The artist. A solitary genius. A creator of beauty so sacred that we can’t help but love and fear at the same time.
“He’s a true artist,” we find ourselves saying, and it’s these words put together that conjure up the vision of someone whose inexorable destiny was to create, even at the expense of having to endure a lifetime of humility and frustration and social alienation.
The true artist is often misunderstood. He’s utterly and inconsolably alone with his art. And it is that art, that we all revere, that we’d think of as a bridge, that art is actually a wall. The artist hides behind this wall, refusing to face reality.
But times are changing. The artist has little choice in the matter: he either dies an artist or lives long enough to see himself become a creative entrepreneur.
“From around the age of six, I had the habit of sketching from life. I became an artist, and from fifty on began producing works that won some reputation, but nothing I did before the age of seventy was worthy of attention. At seventy-three, I began to grasp the structures of birds and beasts, insects and fish, and of the way plants grow. If I go on trying, I will surely understand them still better by the time I am eighty-six, so that by ninety I will have penetrated to their essential nature. At one hundred, I may well have a positively divine understanding of them, while at one hundred and thirty, forty, or more I will have reached the stage where every dot and every stroke I paint will be alive. May Heaven, that grants long life, give me the chance to prove that this is no lie.”
Katsushika Hokusai (c. October 31, 1760 – May 10, 1849) was a Japanese artist, ukiyo-e painter, and printmaker of the Edo period.
Born in Edo (modern day Tokyo), Hokusai is best known as author of the woodblock print series Thirty-six Views of Mount Fuji, which includes the iconic print, The Great Wave off Kanagawa.
One of the most unique artists of the Russian avant-garde, who excelled as a painter, graphic artist, theatrical set designer, textile designer, teacher, and art theorist, Lyubov Sergeyevna Popova, born into a wealthy and highly cultured family, grew up with a strong interest in art, especially Italian Renaissance painting. At eleven years old she began formal art lessons at home. She spent the remainder of her short life (she died at the age of 35 from scarlet fever) assimilating different styles from her mentors and teachers.
Apparently, there’s a clear link between memory and imagination. The better memory you have, the more imaginative you are as a person.
All art is born out of chaos. It is a person’s way to create order out of said chaos. It is a million different thoughts and ideas and feelings and memories stringed together to form something that wasn’t there before.
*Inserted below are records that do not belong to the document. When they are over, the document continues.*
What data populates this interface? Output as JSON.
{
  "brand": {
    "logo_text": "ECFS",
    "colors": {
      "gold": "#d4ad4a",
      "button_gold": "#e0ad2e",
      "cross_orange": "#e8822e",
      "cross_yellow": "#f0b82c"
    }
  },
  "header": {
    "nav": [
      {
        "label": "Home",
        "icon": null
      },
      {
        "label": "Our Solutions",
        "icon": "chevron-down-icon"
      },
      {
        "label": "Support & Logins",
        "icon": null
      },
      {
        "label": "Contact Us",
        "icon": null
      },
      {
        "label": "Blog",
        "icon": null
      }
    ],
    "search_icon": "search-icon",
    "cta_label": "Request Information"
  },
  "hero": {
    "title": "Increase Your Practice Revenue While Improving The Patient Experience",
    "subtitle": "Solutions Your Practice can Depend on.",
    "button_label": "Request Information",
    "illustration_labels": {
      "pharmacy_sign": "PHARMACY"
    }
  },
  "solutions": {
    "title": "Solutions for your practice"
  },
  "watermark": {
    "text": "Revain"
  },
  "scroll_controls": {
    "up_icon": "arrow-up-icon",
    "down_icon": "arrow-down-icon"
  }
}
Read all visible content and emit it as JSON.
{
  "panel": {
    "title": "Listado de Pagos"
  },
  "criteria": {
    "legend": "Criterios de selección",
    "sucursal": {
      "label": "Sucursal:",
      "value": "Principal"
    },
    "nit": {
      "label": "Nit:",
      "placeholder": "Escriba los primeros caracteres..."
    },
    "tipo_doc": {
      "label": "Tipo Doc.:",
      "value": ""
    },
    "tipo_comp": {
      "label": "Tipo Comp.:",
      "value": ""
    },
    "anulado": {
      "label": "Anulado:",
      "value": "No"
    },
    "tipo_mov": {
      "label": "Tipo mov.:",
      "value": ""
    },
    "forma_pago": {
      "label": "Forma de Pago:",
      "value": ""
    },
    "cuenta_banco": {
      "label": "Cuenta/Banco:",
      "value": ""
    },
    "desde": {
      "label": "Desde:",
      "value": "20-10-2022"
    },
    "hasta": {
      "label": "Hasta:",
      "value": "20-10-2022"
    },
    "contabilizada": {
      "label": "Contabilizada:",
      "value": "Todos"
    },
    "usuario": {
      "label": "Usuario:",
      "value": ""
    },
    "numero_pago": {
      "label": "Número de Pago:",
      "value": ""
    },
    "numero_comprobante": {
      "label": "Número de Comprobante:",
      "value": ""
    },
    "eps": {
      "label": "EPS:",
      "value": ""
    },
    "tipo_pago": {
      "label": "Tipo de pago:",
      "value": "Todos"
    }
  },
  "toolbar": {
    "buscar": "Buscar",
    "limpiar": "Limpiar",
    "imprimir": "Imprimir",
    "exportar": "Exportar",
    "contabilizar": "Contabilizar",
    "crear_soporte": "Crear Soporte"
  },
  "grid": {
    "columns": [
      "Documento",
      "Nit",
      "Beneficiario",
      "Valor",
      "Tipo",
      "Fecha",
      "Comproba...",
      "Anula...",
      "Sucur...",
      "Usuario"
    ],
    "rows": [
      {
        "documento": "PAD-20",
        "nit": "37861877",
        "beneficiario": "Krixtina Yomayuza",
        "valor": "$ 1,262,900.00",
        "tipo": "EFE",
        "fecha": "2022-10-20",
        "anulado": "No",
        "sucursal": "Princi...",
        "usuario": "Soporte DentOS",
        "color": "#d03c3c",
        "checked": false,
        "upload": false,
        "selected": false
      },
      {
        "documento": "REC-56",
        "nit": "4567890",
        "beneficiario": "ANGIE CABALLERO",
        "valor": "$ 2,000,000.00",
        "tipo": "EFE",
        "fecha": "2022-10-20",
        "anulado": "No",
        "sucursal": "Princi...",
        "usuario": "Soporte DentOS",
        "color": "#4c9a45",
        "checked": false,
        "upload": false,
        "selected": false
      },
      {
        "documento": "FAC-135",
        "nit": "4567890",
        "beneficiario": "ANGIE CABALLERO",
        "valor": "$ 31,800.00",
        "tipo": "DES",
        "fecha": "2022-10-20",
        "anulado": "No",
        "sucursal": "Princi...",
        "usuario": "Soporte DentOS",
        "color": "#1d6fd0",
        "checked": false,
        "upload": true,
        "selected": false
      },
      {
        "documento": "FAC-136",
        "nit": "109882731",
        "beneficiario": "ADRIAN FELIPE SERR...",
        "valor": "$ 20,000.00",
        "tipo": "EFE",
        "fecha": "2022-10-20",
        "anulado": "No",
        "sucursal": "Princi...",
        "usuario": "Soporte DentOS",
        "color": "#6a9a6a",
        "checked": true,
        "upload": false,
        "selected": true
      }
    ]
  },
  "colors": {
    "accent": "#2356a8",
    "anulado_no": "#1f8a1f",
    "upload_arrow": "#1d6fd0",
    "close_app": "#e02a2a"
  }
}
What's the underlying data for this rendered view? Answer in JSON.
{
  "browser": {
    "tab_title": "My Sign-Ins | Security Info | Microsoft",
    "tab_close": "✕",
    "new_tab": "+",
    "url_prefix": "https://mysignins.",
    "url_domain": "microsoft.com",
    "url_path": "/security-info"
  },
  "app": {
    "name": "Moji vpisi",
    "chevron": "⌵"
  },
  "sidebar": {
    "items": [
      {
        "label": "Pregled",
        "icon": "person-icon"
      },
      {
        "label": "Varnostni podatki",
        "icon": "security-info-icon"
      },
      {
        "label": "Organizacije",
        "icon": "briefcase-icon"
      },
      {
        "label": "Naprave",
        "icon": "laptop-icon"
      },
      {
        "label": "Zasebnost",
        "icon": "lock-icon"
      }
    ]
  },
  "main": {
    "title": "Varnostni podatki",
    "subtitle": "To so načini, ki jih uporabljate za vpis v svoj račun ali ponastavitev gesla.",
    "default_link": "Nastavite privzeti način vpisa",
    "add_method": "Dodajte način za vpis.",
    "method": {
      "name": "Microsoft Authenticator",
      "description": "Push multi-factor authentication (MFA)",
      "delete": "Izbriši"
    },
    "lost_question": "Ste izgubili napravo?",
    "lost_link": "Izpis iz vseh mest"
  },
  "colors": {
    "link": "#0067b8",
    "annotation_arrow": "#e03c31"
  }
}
The muse is born out of this chaos… out of a plethora of experiences. Too much knowledge for one person to handle. Your hard drive must be full.
That is what must happen in order for you to create.
All art is born out of chaos. The never ending battle between what we know and what he have yet to know, about what we feel and what we would like not to feel, about what we have and what we wish we had, about who we are and who we desire to be.
“I do as I can.” – inscription on the frame of Man in the Red Turban
As one of the early innovators of what became known as Early Netherlandish painting, and one of the most significant representatives of Early Northern Renaissance art, Jan van Eyck was already a master painter with assistants by the age of 32.